Containers in the cloud enhance portability making it easier or so they would like you to think. There is another side to this story. It takes some specific knowledge of the processes and the underlying technology that makes cloud-to-cloud migration using containers a lower-effort and lower-risk endeavor. Because the required skills and best practices aren’t as available as they should be, organizations have struggled to catch up.
What Is a Container and How do They Work
Containers break up applications into smaller packages of code. Each is bundled with all the basic system software that apps need to operate independently of whichever server is playing the role of host. The portability of moving code and applications independently is the big selling point of containers. Containers eliminate the need for programmers to rewrite the code for each new operating system and cloud platform. Containers allow those applications to scale, as well as set
Sounds great right? Absolutely, but even with all the upsides, there are a few downsides you need to consider. There are some limitations and impediments to using containers in the public and private clouds.
Container Security Boundaries and RisksContainers inherently come with security limitations. Many security admins inside of an enterprise don’t understand all the details and risks of containers so it is important to ensure your IT personel that will work with containers understand them fully before you implement this technology. Although there have not been any major container security breaches, hackers are becoming smarter and more knowledgeable about using containers, and these sorts of attacks will increase. With increased desire and need for easier portability using containers, we could also be making our containerized applications more vulnerable.
Containers or VMs?

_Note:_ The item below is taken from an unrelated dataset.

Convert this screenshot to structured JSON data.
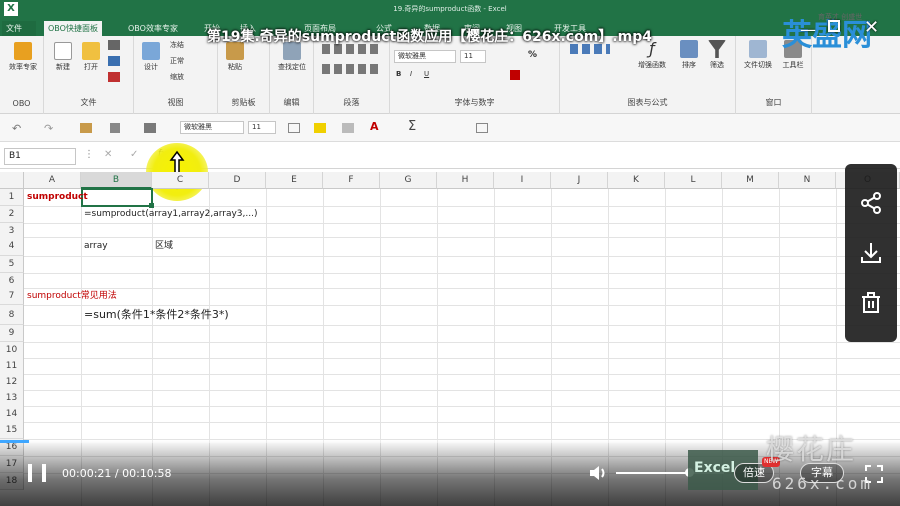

When thinking of portability, you should consider containers, but also think about the differences beween using containers or using VMs. Virtual Machines are self-contained. Each VM has a unique operating system (OS), drivers, and application components. You can migrate VMs to any other system, as long as there is a compatible hypervisor available. Unlike Vms, containers are very different. They run on top of the physical OS, and they share much of the underlying OS kernel, along with many libraries and binaries. This means they are more tightly
Containers Can Be Messy
Moving containers to the cloud can create a mess. Because containers can be launched very quickly they can consume more cloud resources than necessary without your IT personnel understanding why that is happening. One thing you can do to avoid creating this problem is to have an orderly shutdown of containers you are no longer using. Often, developers launch container-based applications and then forget to go back later to scale the number of containers, locking the resources until they do.
Paving The Way
The path to cloud portability will be paved by containers. Even so, one must remember that containers are no panacea for cloud portability. There are limitations when it comes to security, application types, and deployment. Most public and private cloud providers are container friendly. With each release of cloud services, cloud developers have more reasons to leverage containers for portable application development in the cloud.
The question for containers is not whether or not to utilize them but rather how to best make use of the technology. Many use containers for portability and to protect themselves against cloud computing vendor lock-in. The important thing to understand is that learning about how to use containers most effectively takes time and effort, but as long as you commit to providing that education you will be successful with this technology.